§ Description of the task: Please state the number of lines in the material below that contain "JSON", with no other words.

§ Stored data:
>>>

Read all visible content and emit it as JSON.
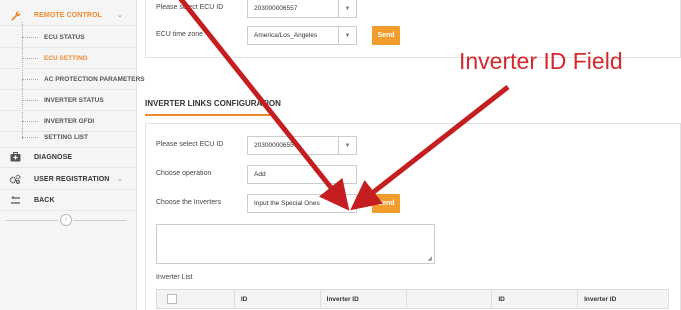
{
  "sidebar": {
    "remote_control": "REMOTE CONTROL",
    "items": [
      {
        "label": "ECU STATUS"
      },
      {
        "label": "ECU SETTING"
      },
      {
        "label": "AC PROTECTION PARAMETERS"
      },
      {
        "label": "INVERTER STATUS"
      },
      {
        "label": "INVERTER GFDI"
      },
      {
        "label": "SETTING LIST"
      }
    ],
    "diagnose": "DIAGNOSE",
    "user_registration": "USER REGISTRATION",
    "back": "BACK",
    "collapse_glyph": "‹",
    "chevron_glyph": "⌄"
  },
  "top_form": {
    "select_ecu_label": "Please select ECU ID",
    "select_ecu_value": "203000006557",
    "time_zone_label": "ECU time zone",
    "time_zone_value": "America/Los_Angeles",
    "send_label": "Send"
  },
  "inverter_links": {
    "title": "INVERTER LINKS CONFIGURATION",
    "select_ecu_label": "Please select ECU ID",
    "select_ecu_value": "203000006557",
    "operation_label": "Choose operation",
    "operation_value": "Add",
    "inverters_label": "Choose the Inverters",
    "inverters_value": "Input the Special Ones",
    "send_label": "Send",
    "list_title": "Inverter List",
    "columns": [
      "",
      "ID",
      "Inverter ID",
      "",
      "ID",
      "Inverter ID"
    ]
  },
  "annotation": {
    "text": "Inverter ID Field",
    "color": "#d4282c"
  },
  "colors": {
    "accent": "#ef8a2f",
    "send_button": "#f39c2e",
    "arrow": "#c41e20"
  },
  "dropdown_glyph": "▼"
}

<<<
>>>

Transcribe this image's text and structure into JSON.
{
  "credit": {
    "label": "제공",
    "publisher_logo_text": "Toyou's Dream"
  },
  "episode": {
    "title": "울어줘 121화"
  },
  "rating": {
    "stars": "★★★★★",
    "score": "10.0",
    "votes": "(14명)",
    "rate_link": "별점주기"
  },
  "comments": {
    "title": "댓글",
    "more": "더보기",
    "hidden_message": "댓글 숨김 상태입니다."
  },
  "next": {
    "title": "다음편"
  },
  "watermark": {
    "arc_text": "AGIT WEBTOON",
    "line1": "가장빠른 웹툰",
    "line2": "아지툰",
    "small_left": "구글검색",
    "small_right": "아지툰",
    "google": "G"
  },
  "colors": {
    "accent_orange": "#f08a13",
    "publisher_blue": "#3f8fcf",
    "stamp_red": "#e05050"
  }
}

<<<

§ Written solution: 2